▸ **What you have to do**
In full and exactly, please return the records, but keep out the pictures.

▸ **Source records**
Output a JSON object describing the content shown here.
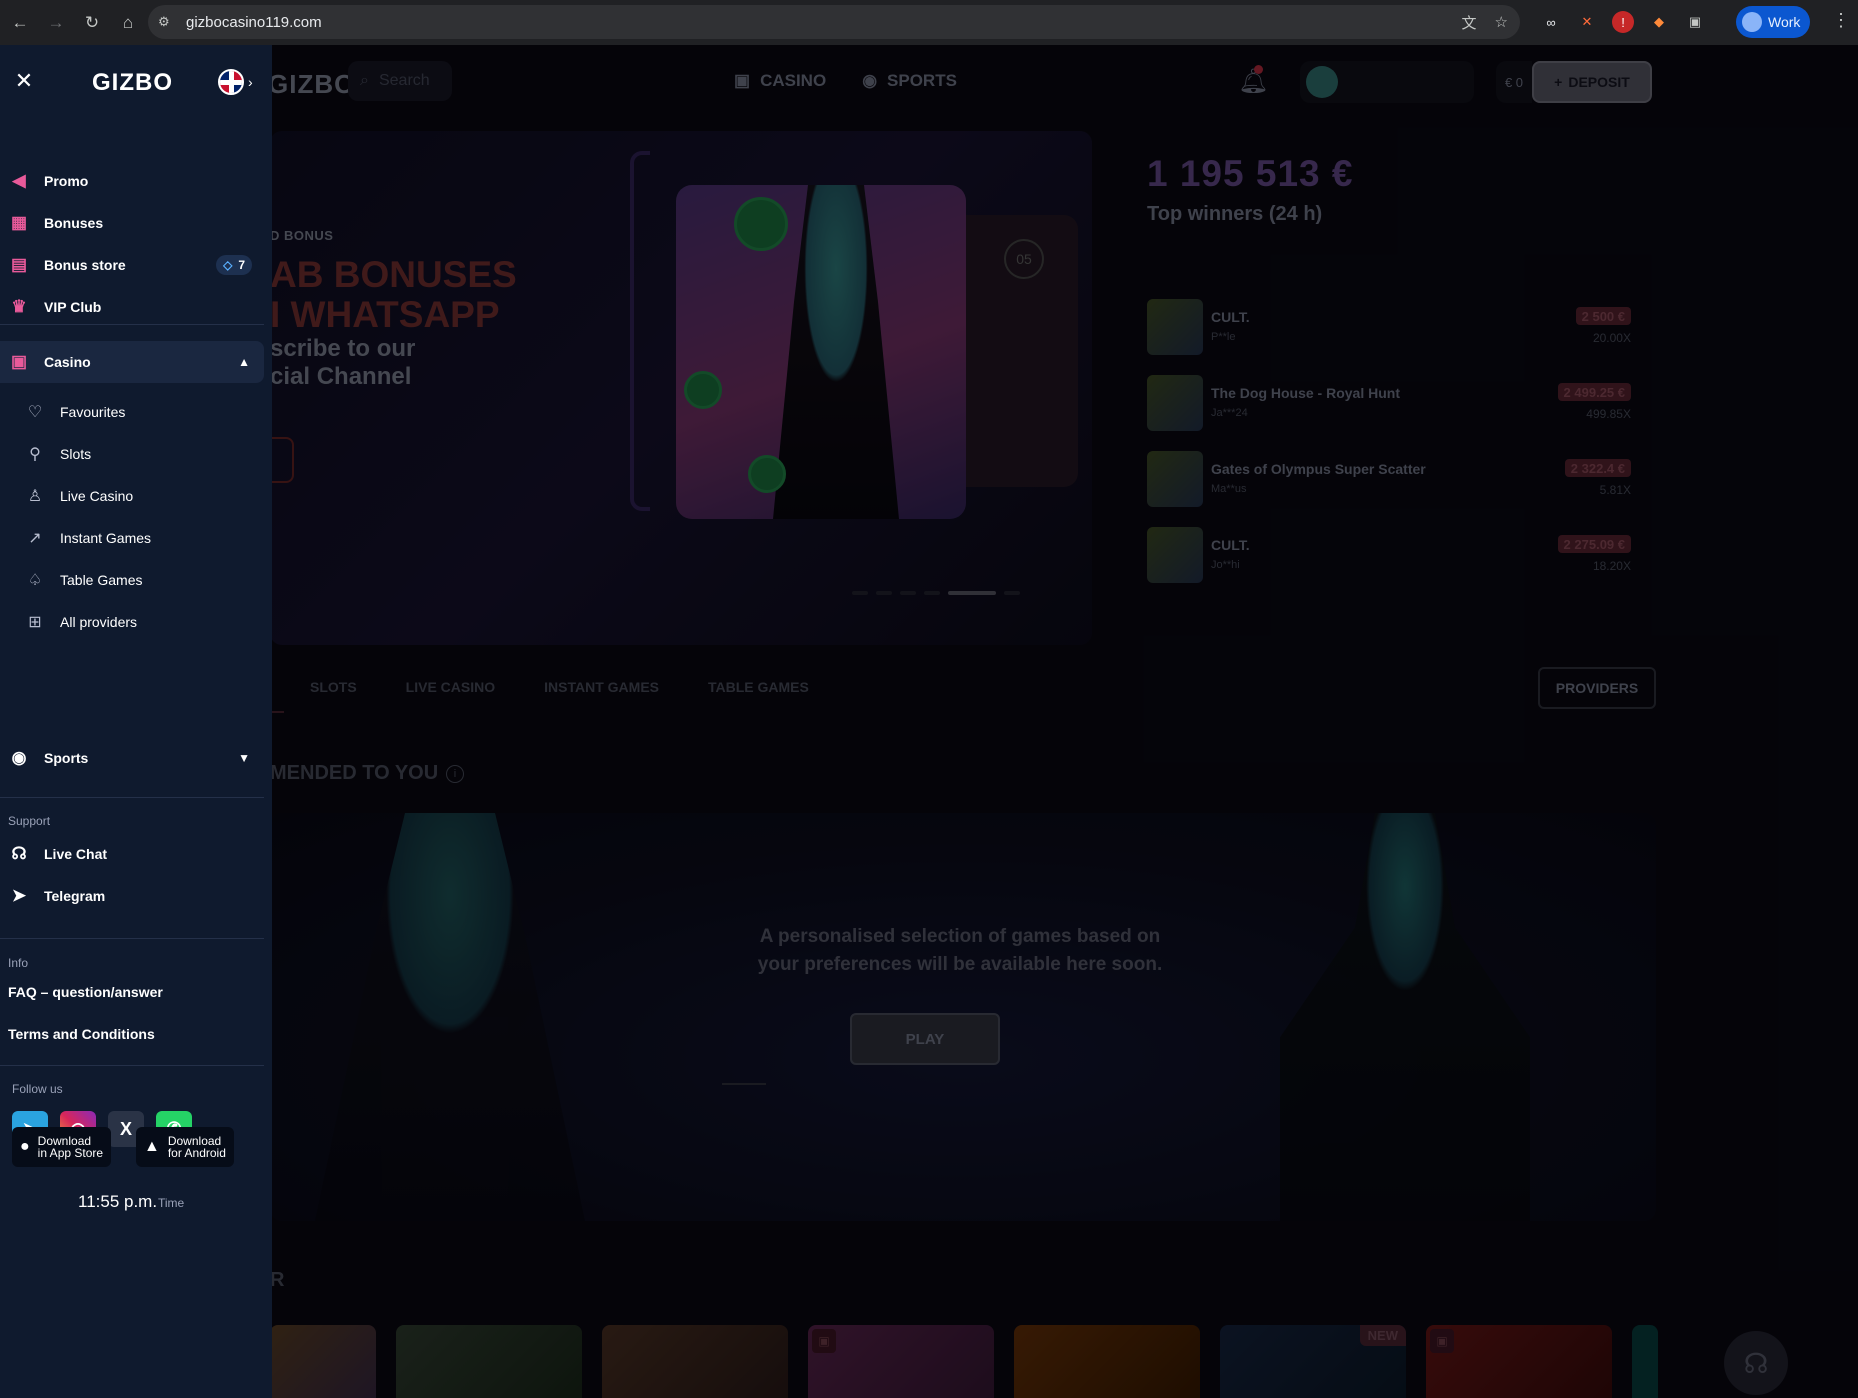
{
  "browser": {
    "url": "gizbocasino119.com",
    "profile_label": "Work"
  },
  "site": {
    "logo_text": "GIZBO",
    "search_placeholder": "Search",
    "nav": [
      "CASINO",
      "SPORTS"
    ],
    "balance": "€ 0",
    "deposit_label": "DEPOSIT",
    "hero": {
      "kicker": "D BONUS",
      "headline_1": "AB BONUSES",
      "headline_2": "I WHATSAPP",
      "sub_1": "scribe to our",
      "sub_2": "cial Channel",
      "next_card_number": "05",
      "active_slide": 5,
      "slide_count": 6
    },
    "winners": {
      "total": "1 195 513 €",
      "title": "Top winners (24 h)",
      "rows": [
        {
          "game": "CULT.",
          "user": "P**le",
          "amount": "2 500 €",
          "mult": "20.00X"
        },
        {
          "game": "The Dog House - Royal Hunt",
          "user": "Ja***24",
          "amount": "2 499.25 €",
          "mult": "499.85X"
        },
        {
          "game": "Gates of Olympus Super Scatter",
          "user": "Ma**us",
          "amount": "2 322.4 €",
          "mult": "5.81X"
        },
        {
          "game": "CULT.",
          "user": "Jo**hi",
          "amount": "2 275.09 €",
          "mult": "18.20X"
        }
      ]
    },
    "tabs": [
      "SLOTS",
      "LIVE CASINO",
      "INSTANT GAMES",
      "TABLE GAMES"
    ],
    "providers_label": "PROVIDERS",
    "recommended_title": "MENDED TO YOU",
    "recommended_text": "A personalised selection of games based on your preferences will be available here soon.",
    "play_label": "PLAY",
    "popular_title": "R",
    "game_badge_new": "NEW"
  },
  "drawer": {
    "logo": "GIZBO",
    "top_items": [
      {
        "label": "Promo",
        "icon": "megaphone-icon"
      },
      {
        "label": "Bonuses",
        "icon": "gift-icon"
      },
      {
        "label": "Bonus store",
        "icon": "store-icon",
        "badge": "7"
      },
      {
        "label": "VIP Club",
        "icon": "crown-icon"
      }
    ],
    "casino_label": "Casino",
    "casino_items": [
      {
        "label": "Favourites",
        "icon": "heart-icon"
      },
      {
        "label": "Slots",
        "icon": "cherries-icon"
      },
      {
        "label": "Live Casino",
        "icon": "person-icon"
      },
      {
        "label": "Instant Games",
        "icon": "chart-icon"
      },
      {
        "label": "Table Games",
        "icon": "spade-icon"
      },
      {
        "label": "All providers",
        "icon": "grid-icon"
      }
    ],
    "sports_label": "Sports",
    "support_label": "Support",
    "support_items": [
      {
        "label": "Live Chat",
        "icon": "headset-icon"
      },
      {
        "label": "Telegram",
        "icon": "telegram-icon"
      }
    ],
    "info_label": "Info",
    "info_items": [
      "FAQ – question/answer",
      "Terms and Conditions"
    ],
    "follow_label": "Follow us",
    "download_ios_1": "Download",
    "download_ios_2": "in App Store",
    "download_android_1": "Download",
    "download_android_2": "for Android",
    "time": "11:55 p.m.",
    "time_label": "Time"
  },
  "colors": {
    "drawer_bg": "#0f1a2e",
    "accent_pink": "#e85a9a",
    "telegram": "#2aa3df",
    "whatsapp": "#25d366"
  }
}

▸ **Expected answer**
Output a JSON object describing the content shown here.
{
  "browser": {
    "url": "gizbocasino119.com",
    "profile_label": "Work"
  },
  "site": {
    "logo_text": "GIZBO",
    "search_placeholder": "Search",
    "nav": [
      "CASINO",
      "SPORTS"
    ],
    "balance": "€ 0",
    "deposit_label": "DEPOSIT",
    "hero": {
      "kicker": "D BONUS",
      "headline_1": "AB BONUSES",
      "headline_2": "I WHATSAPP",
      "sub_1": "scribe to our",
      "sub_2": "cial Channel",
      "next_card_number": "05",
      "active_slide": 5,
      "slide_count": 6
    },
    "winners": {
      "total": "1 195 513 €",
      "title": "Top winners (24 h)",
      "rows": [
        {
          "game": "CULT.",
          "user": "P**le",
          "amount": "2 500 €",
          "mult": "20.00X"
        },
        {
          "game": "The Dog House - Royal Hunt",
          "user": "Ja***24",
          "amount": "2 499.25 €",
          "mult": "499.85X"
        },
        {
          "game": "Gates of Olympus Super Scatter",
          "user": "Ma**us",
          "amount": "2 322.4 €",
          "mult": "5.81X"
        },
        {
          "game": "CULT.",
          "user": "Jo**hi",
          "amount": "2 275.09 €",
          "mult": "18.20X"
        }
      ]
    },
    "tabs": [
      "SLOTS",
      "LIVE CASINO",
      "INSTANT GAMES",
      "TABLE GAMES"
    ],
    "providers_label": "PROVIDERS",
    "recommended_title": "MENDED TO YOU",
    "recommended_text": "A personalised selection of games based on your preferences will be available here soon.",
    "play_label": "PLAY",
    "popular_title": "R",
    "game_badge_new": "NEW"
  },
  "drawer": {
    "logo": "GIZBO",
    "top_items": [
      {
        "label": "Promo",
        "icon": "megaphone-icon"
      },
      {
        "label": "Bonuses",
        "icon": "gift-icon"
      },
      {
        "label": "Bonus store",
        "icon": "store-icon",
        "badge": "7"
      },
      {
        "label": "VIP Club",
        "icon": "crown-icon"
      }
    ],
    "casino_label": "Casino",
    "casino_items": [
      {
        "label": "Favourites",
        "icon": "heart-icon"
      },
      {
        "label": "Slots",
        "icon": "cherries-icon"
      },
      {
        "label": "Live Casino",
        "icon": "person-icon"
      },
      {
        "label": "Instant Games",
        "icon": "chart-icon"
      },
      {
        "label": "Table Games",
        "icon": "spade-icon"
      },
      {
        "label": "All providers",
        "icon": "grid-icon"
      }
    ],
    "sports_label": "Sports",
    "support_label": "Support",
    "support_items": [
      {
        "label": "Live Chat",
        "icon": "headset-icon"
      },
      {
        "label": "Telegram",
        "icon": "telegram-icon"
      }
    ],
    "info_label": "Info",
    "info_items": [
      "FAQ – question/answer",
      "Terms and Conditions"
    ],
    "follow_label": "Follow us",
    "download_ios_1": "Download",
    "download_ios_2": "in App Store",
    "download_android_1": "Download",
    "download_android_2": "for Android",
    "time": "11:55 p.m.",
    "time_label": "Time"
  },
  "colors": {
    "drawer_bg": "#0f1a2e",
    "accent_pink": "#e85a9a",
    "telegram": "#2aa3df",
    "whatsapp": "#25d366"
  }
}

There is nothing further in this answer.